When this happens, the world’s economy will likely be in recession. Predictably, scarce government resources will be devoted to increasing resilience against the next outbreak. No country will want to find itself unprepared again. In the short term, the overarching goal will be to support national health systems, while providing new physical and financial safety nets for quarantined populations and laid-off workers.
In the medium term, however, one of the issues that will inevitably re-claim its place on the global agenda is the need to combat the stronger than ever threat from transnational organised crime.
This sudden surge in COVID-19 related criminal activity – from fraud to illicit trade – should remind us that health and security are but two sides of the same coin.
Here, the pandemic presents an opportunity. Similar to the conceptual breakthrough created by 9/11, when the ‘wall’ between intelligence and law enforcement agencies came down in the US, policymakers will have the unique opportunity to unlock health and security agendas from the silos in which they have been confined for too long. By doing so, they will be recognising that public health cannot be secured by focusing on health-related measures alone.
Many of the foundations for this conceptual shift already exist. Over the past few years, several governments have designed national strategies to protect their critical infrastructure, including in the health sector. Most of these strategies adopt an ‘all-hazards’ approach, recognising the value of a single institutional and operational framework to cope with both natural and man-made threats.
What the world is experiencing today is also a matter of preparation for the potential disruption of man-made viruses. This threat is neither new or far-fetched, as illustrated by the 2004 UN Security Council Resolution Res 1540 which expressed grave concern about the risk that non-state actors may acquire, develop, traffic in or use biological weapons. Our global response to COVID-19 demonstrates the real-life complexity of ensuring inter-agency coordination, emergency planning and disaster response on an unprecedented scale. This experience should help us identify bottlenecks, institutional fragilities as well as systemic weaknesses in the way we deal with organised crime, whether it is instigated by a natural disaster or a human-induced threat.
When crime prevention resources are employed wisely and strategically, they represent an important lever to mitigate the impact of new catastrophic health emergencies.

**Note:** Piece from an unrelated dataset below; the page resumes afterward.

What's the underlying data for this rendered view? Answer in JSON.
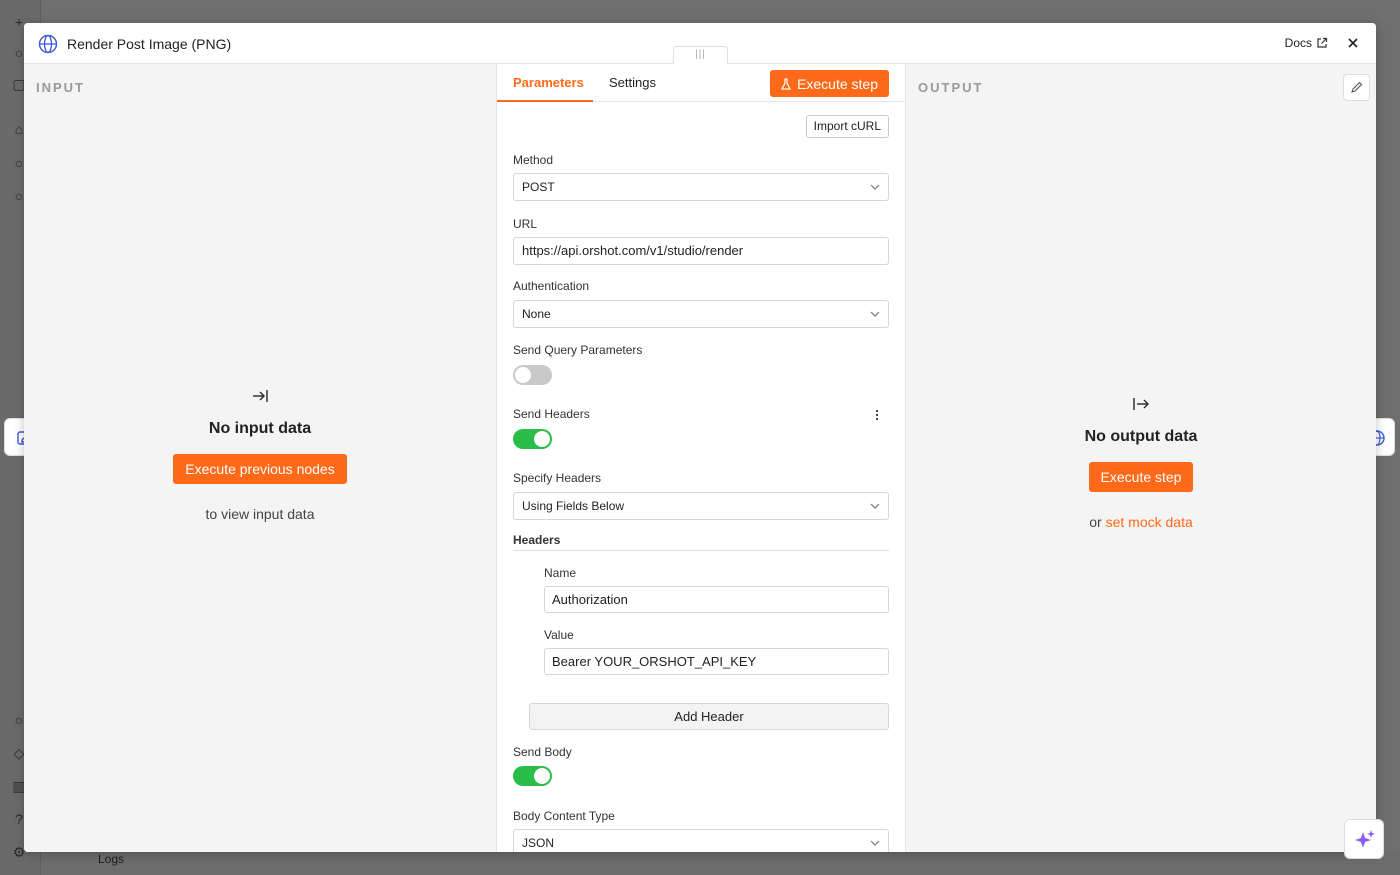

At a systematic level, we can go further: by taking strong and coordinated action to confiscate criminally held assets, we could allocate a substantial part of those ill-gotten gains to empower the fragile, under-staffed and under-equipped health systems that we so badly need. This could provide a real boost in resilience-building efforts. Countries should also take a more vigorous stance to address organized crime’s infiltration in public tenders in the health sector, which lead to sub-optimal delivery of health services and, through corruption, raise the cost of building high-quality infrastructure such as hospitals.
The next leap forward is to act on the understanding that post-crisis investment in health protection efforts should not come to the detriment of resources allocated to tackle the most serious forms of organised crime and terrorism. Quite the contrary. When crime prevention resources are employed wisely and strategically, they represent an important lever to mitigate the impact of new catastrophic health emergencies.
Stefano Betti is an expert on transnational criminal law and policy. You can find out more about the author on his SHOC member page.
The views expressed in this article are those of the author(s) and do not necessarily reflect the views of RUSI or any other institution.